The lottery is a game in which players buy tickets for a chance to win prizes that can be cash or goods. The prize money is usually determined by a drawing of numbers at random. Modern lotteries are organized by states and sometimes by private companies, as well as charitable organizations. They are often designed to raise money for public benefit. Some states use lotteries as a means of raising revenue for their education systems and other public services. Others use them to distribute property and other assets to residents of specific areas or to the general public. There are also other types of lotteries, such as those that award housing units in subsidized housing developments and kindergarten placements in government-run schools.

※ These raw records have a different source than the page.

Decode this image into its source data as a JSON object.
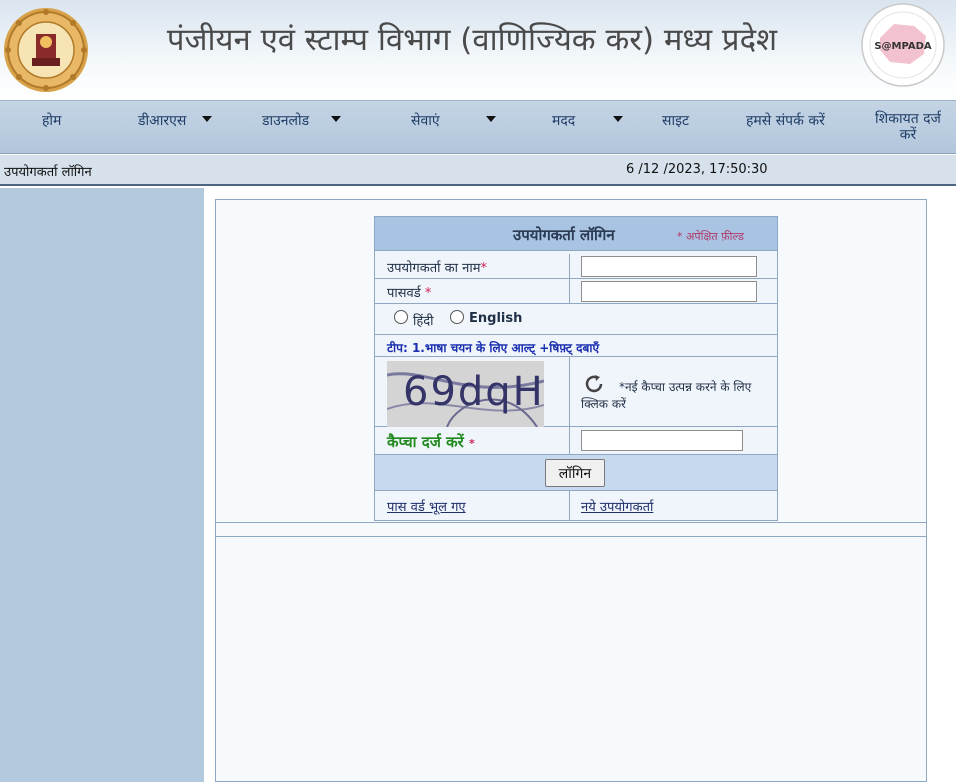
{
  "header": {
    "title": "पंजीयन एवं स्टाम्प विभाग (वाणिज्यिक कर) मध्य प्रदेश",
    "emblem_icon": "mp-state-emblem-icon",
    "logo_text": "S@MPADA"
  },
  "nav": {
    "items": [
      {
        "label": "होम",
        "dropdown": false
      },
      {
        "label": "डीआरएस",
        "dropdown": true
      },
      {
        "label": "डाउनलोड",
        "dropdown": true
      },
      {
        "label": "सेवाएं",
        "dropdown": true
      },
      {
        "label": "मदद",
        "dropdown": true
      },
      {
        "label": "साइट",
        "dropdown": false
      },
      {
        "label": "हमसे संपर्क करें",
        "dropdown": false
      }
    ],
    "complaint_line1": "शिकायत दर्ज",
    "complaint_line2": "करें"
  },
  "status": {
    "page_label": "उपयोगकर्ता लॉगिन",
    "datetime": "6 /12 /2023, 17:50:30"
  },
  "login": {
    "title": "उपयोगकर्ता लॉगिन",
    "required_note": "* अपेक्षित फ़ील्ड",
    "username_label": "उपयोगकर्ता का नाम",
    "username_value": "",
    "password_label": "पासवर्ड ",
    "password_value": "",
    "required_mark": "*",
    "lang_hindi": "हिंदी",
    "lang_english": "English",
    "tip": "टीप: 1.भाषा चयन के लिए आल्ट् +षिफ़्ट् दबाएँ",
    "captcha_text": "69dqH",
    "refresh_text": "*नई कैप्चा उत्पन्न करने के लिए क्लिक करें",
    "captcha_label": "कैप्चा दर्ज करें ",
    "captcha_value": "",
    "login_button": "लॉगिन",
    "forgot_password": "पास वर्ड भूल गए",
    "new_user": "नये उपयोगकर्ता"
  },
  "colors": {
    "nav_bg": "#b2c6db",
    "sidebar_bg": "#b3cade",
    "login_header_bg": "#a9c3e3",
    "captcha_label": "#208a1e",
    "required": "#cc2255"
  }
}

Lotteries are generally considered addictive forms of gambling, although they are often promoted as not being as harmful as other types of gambling. The chances of winning are slim, and many people who win the lottery find their lives worse off after they do so. Moreover, they can be very expensive to play. The costs of buying tickets, storing and maintaining winnings, and paying taxes can easily add up over time. In addition, some of the larger jackpots in the lottery are not always paid out to their winners, which can lead to bankruptcy or foreclosure.
Although a number of strategies are available to increase the odds of winning a lottery, they are not foolproof. Some are based on mathematics and statistics, while others rely on superstitions and hot and cold numbers. The best strategy is to learn how to choose your lottery numbers using combinatorial math and probability theory. In addition, avoid superstitions and quick picks and stick to a balanced selection of low, high, and odd or even numbers.
In ancient Rome, lotteries were used to determine the distribution of property. Lotteries were also used in Renaissance Europe to raise funds for churches and other government projects. Today, the lottery is a common form of recreational entertainment and a major source of revenue for state governments.
Some modern lotteries offer a fixed prize pool, while others allow participants to select the numbers they wish to win and pay for their tickets. A percentage of ticket sales is deducted from the prize pool and used to cover expenses. The remaining amount is the prize fund. Some states have a fixed maximum prize amount, while others adjust the total prize fund to match the size of the jackpot.
While lottery participation is widespread, there are some warnings to be heeded. The lottery is an addictive form of gambling and has been linked to addiction, financial ruin, and mental health problems. It is also important to be aware of the negative effects that it can have on a person’s life and family. In the case of children, it can lead to depression and other behavioral problems. It is also important to remember that the lottery is not a substitute for a regular job or healthy lifestyle.